*** Source material ***
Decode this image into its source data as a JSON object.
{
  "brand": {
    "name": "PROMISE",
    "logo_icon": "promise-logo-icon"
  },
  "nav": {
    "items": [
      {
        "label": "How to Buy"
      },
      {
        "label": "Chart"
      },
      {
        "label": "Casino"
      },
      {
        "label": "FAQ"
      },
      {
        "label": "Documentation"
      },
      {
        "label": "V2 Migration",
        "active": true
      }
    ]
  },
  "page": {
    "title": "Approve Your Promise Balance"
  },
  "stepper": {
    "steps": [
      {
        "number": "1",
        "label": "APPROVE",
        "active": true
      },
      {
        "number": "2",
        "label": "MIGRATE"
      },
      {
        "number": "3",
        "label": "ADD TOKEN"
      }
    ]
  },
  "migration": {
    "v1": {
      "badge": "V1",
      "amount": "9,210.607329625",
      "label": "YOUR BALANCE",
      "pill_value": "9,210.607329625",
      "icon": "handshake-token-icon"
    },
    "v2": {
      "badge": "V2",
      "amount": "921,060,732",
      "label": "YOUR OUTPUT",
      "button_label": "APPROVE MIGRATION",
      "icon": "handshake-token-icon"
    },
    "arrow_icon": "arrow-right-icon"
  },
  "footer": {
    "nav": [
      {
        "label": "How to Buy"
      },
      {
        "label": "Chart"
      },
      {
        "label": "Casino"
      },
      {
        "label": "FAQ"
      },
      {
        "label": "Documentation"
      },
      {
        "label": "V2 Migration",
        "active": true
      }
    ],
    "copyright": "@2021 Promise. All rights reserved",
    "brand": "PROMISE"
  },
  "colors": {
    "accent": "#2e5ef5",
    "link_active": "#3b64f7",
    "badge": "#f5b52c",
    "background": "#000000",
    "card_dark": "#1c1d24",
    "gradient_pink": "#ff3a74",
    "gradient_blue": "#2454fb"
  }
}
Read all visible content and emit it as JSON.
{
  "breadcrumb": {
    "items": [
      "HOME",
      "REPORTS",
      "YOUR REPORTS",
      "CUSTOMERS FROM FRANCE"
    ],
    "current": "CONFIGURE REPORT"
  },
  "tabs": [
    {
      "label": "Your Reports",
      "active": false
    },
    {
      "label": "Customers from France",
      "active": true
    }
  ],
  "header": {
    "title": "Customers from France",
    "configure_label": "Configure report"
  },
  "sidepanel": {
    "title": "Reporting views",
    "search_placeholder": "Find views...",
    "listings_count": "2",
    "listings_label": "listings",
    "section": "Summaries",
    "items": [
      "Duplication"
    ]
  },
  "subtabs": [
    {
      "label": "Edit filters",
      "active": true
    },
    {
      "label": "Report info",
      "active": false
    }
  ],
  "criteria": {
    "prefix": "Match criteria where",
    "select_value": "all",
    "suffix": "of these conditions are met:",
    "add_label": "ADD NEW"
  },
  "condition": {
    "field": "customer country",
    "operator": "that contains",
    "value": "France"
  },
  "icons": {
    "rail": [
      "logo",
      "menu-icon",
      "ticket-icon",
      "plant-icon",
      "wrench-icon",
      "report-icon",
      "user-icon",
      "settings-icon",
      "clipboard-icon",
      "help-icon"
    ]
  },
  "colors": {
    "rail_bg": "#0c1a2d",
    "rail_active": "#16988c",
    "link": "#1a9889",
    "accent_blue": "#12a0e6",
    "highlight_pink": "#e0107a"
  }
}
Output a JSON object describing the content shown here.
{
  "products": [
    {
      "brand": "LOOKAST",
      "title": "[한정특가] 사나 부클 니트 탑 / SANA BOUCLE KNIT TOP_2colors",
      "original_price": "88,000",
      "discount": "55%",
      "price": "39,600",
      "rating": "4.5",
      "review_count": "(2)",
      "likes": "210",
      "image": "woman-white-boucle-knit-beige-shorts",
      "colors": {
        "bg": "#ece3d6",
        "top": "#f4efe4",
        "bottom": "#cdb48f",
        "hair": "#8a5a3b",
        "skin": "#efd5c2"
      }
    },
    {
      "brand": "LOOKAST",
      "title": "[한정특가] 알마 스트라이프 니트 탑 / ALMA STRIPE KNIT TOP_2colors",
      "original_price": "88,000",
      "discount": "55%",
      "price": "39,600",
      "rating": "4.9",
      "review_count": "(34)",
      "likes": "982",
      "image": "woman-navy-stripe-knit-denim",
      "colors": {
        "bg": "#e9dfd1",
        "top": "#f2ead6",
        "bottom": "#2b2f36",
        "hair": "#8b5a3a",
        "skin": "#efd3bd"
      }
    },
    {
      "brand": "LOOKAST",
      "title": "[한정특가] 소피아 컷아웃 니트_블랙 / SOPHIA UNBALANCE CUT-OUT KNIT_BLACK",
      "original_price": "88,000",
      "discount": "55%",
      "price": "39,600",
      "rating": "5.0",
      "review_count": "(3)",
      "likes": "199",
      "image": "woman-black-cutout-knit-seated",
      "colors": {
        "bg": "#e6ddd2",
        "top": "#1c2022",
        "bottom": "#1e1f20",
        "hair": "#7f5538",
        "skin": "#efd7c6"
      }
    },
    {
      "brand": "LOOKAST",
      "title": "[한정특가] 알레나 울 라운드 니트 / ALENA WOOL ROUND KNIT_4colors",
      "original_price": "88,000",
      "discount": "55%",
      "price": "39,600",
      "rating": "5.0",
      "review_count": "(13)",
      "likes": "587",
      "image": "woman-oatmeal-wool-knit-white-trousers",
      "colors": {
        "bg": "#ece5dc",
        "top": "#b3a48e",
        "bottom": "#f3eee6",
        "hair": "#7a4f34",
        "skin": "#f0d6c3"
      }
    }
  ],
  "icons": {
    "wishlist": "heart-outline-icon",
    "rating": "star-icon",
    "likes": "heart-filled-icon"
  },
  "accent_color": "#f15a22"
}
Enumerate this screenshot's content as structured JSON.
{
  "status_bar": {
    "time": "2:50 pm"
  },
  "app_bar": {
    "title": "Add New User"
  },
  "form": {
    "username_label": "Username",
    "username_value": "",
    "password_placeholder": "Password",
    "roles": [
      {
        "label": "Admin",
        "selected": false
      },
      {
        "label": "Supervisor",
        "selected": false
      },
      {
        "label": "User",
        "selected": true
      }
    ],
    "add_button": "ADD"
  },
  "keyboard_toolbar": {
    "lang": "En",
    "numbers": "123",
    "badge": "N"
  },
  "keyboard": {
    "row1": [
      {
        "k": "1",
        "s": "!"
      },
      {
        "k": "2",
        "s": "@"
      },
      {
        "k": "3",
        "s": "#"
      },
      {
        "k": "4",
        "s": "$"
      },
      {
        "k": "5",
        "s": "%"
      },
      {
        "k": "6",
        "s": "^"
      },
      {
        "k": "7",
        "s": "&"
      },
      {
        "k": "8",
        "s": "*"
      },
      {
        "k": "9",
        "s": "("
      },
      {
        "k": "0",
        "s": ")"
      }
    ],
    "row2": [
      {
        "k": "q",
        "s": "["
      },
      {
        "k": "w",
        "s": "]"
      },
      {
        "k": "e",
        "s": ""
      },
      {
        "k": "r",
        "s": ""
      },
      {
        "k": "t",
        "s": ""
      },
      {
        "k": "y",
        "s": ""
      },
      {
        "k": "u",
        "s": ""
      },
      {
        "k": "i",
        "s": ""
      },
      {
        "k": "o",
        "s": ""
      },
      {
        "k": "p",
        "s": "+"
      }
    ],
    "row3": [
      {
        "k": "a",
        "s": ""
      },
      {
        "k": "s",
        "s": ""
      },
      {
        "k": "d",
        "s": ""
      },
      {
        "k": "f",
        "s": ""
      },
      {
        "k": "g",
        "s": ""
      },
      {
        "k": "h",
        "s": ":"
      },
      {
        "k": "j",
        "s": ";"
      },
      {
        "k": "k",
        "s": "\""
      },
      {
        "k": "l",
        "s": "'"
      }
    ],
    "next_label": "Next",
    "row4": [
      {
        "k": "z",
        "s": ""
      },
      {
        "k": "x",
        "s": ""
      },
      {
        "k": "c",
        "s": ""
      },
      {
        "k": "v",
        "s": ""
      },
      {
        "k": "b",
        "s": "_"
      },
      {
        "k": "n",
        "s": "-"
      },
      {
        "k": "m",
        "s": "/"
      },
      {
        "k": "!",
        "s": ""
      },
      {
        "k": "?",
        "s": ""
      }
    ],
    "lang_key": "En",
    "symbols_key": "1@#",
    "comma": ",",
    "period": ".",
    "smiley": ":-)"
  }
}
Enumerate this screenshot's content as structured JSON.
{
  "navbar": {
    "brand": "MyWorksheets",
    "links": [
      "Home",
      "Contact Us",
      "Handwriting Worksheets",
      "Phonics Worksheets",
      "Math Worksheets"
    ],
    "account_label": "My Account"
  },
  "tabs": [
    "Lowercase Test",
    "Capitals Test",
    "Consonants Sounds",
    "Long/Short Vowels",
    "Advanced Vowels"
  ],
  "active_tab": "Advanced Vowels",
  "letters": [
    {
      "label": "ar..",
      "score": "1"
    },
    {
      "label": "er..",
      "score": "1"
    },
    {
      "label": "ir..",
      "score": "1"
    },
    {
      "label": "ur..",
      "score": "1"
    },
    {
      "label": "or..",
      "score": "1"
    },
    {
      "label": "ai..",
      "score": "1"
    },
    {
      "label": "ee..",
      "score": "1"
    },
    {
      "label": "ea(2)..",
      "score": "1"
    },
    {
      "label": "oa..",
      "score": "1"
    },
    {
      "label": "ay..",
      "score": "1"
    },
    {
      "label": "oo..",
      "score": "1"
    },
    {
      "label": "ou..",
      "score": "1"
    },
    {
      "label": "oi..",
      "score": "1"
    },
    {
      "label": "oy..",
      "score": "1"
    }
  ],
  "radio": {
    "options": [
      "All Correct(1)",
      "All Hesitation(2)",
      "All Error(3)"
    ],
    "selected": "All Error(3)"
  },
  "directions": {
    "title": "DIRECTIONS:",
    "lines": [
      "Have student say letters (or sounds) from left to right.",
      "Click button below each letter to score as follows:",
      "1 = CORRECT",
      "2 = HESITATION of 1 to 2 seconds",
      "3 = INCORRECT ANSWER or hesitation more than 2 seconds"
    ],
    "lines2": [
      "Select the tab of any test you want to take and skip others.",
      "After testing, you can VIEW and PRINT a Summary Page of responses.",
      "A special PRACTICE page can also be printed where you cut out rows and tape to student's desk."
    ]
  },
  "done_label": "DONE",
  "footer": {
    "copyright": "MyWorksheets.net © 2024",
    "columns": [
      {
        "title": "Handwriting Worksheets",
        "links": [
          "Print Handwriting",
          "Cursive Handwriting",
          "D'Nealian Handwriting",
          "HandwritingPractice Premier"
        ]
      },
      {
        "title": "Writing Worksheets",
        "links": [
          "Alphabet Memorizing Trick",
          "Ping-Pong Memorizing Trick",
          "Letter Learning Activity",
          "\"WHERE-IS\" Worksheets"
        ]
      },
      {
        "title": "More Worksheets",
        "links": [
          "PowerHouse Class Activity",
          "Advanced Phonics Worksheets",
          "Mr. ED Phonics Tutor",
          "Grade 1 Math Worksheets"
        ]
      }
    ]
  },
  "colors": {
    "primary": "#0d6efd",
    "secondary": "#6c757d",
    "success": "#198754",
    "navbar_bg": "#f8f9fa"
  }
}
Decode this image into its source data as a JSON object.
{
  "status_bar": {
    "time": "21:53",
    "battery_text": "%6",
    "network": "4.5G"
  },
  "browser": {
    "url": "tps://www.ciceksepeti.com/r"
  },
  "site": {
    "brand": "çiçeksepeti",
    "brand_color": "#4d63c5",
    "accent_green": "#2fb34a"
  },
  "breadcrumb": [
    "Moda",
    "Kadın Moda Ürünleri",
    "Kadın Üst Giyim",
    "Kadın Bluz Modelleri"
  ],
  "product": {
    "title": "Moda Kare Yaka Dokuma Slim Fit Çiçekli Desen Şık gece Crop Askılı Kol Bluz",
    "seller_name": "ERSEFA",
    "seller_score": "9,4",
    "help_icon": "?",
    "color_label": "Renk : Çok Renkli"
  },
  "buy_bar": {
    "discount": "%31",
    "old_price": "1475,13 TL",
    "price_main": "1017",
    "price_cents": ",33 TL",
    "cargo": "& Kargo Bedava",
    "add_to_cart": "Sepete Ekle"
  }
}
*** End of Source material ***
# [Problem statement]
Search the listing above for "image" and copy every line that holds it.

# [Written response]
Decode this image into its source data as a JSON object.
      "image": "woman-white-boucle-knit-beige-shorts",
      "image": "woman-navy-stripe-knit-denim",
      "image": "woman-black-cutout-knit-seated",
      "image": "woman-oatmeal-wool-knit-white-trousers",
Decode this image into its source data as a JSON object.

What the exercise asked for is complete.